On August 5, 1962, the body of Marilyn Monroe was found in the bedroom of her Brentwood home. The 36-year-old movie star was naked and facedown on her bed. An autopsy conducted by Dr. Thomas Noguchi, then deputy medical examiner, concluded that death was due to acute barbiturate poisoning, and a psychiatric team tied to the investigation termed it a ‘probable suicide.’
That night, Marilyn’s housekeeper, Mrs. Murray stayed at Marilyn’s Brentwood house at the request of Marilyn’s psychiatrist, Dr. Greenson. The remainder of the story, though, has been altered so many times over the years that it is difficult to determine what to really believe…
According to the first and second police report, Mrs. Murray became alarmed in the middle of the night when she spotted a light on in Marilyn’s bedroom. Later, at 3.30am, Mrs. Murray noticed that the light was still on. She then proceeded to go outside, where through the bedroom window she saw Marilyn’s body lying on the bed in an ‘unnatural’ position. Mrs. Murray then Dr. Greenson, who promptly rushed to Marilyn’s home.

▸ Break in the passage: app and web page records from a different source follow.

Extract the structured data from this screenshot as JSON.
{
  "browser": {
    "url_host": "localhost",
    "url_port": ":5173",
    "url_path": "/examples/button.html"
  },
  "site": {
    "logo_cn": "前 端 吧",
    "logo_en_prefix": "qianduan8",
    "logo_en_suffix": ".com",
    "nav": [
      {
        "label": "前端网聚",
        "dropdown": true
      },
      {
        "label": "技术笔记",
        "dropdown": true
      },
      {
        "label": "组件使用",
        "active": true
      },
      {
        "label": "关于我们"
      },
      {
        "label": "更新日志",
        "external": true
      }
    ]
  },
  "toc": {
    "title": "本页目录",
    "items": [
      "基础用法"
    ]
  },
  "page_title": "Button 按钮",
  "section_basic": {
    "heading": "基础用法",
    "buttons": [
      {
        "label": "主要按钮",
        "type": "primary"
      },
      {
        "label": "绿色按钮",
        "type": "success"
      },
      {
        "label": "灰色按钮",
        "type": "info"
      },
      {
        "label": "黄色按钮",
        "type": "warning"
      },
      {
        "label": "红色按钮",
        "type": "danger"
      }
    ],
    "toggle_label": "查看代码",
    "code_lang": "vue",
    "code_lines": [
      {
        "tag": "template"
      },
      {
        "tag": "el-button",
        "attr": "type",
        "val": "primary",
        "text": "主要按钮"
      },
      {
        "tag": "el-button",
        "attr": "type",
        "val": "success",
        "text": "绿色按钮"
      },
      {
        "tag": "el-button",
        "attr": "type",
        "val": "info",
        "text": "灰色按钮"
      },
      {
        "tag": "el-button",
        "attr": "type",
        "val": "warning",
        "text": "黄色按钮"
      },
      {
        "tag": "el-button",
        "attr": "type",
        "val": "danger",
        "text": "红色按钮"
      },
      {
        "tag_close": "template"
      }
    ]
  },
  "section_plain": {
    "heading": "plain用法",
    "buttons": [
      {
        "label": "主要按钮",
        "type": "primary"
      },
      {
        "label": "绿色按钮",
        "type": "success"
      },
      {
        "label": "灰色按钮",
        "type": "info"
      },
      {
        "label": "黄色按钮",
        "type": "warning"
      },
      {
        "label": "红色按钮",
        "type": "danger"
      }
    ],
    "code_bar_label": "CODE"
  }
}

However, according to Jack Clemmons, the first Los Angeles police officer on the scene, Mrs. Murray initially told him that she had had discovered Marilyn’s body shortly after midnight and that both Drs. Greenson and Engelberg (Marilyn’s internist) had been at the Brentwood home since 12.30am! This information is even more interesting when it is coupled with the fact that the police were not notified until 4.25am.
Years later Mrs. Murray confirmed to Bob Slatzer that she had discovered Marilyn’s body at around midnight and that rigor mortis had already set in – meaning, of course, that Marilyn had died the night of August 4, not the morning of August 5, 1962, which is generally accepted as Marilyn’s death date. What compounds the confusion further is that, according to Jack Clemmons, Mrs. Murray was washing clothes, cleaning out the refrigerator, and packing away items when he arrived at the death scene at 4.40am.
The following day, August 6, Eunice Murray held a press conference at her Santa Monica apartment. At that time, Mrs. Murray told the press the story that on the night of August 4, Marilyn had received a mysterious, disturbing phone call. But, she said: ‘in the past few weeks, Marilyn had everything to live for. The plans we made were so wonderful.’
Following Marilyn’s death, Eunice Murray went away to Europe. It has been reported that she remained abroad for six months. However Mrs. Murray has claimed that she was away for only six weeks. Marilyn’s adoring fans have always wondered who sent Eunice Murray on this ‘extended vacation’?
Since Marilyn’s death, one question has been brought up repeatedly…
How could Eunice Murray have seen an alarming light on in Marilyn’s bedroom when there was no gap between the door and the carpeting on the floor for the light beam to escape? In her 1975 book, Mrs. Murray attempted to silence those questions by claiming it was not a light at all that had initially alarmed her – it was the sight of a telephone cord that ran under Marilyn’s door that caused alarm.
An interesting addendum to never solved mystery, is the following quote from ‘Legend: The Life and Death of Marilyn Monroe’ (1984), in which author Fred Lawrence Guiles states:
‘By the end of July, Marilyn was taking tentative steps toward replacing Mrs. Murray. She had gone to the home of her former housekeeper, Florence Thomas, and asked her to come back to work for her. Florence believed that she was to take the place of Eunice Murray.’
Also of interest is the 1962 police report made by Sgt. Robert E. Byron. Byron’s report read, in part:
‘It is this officer’s opinion that Mrs. Murray was vague and possibly evasive in answering questions pertaining to the activities of Miss Monroe during this time period. It is not known whether this was or was not intentional.’
There have been numerous theories about what really happened to Marilyn Monroe, many of them placing the blame on the Kennedy brothers or Dr. Ralph Greenson. I guess we will never know the true...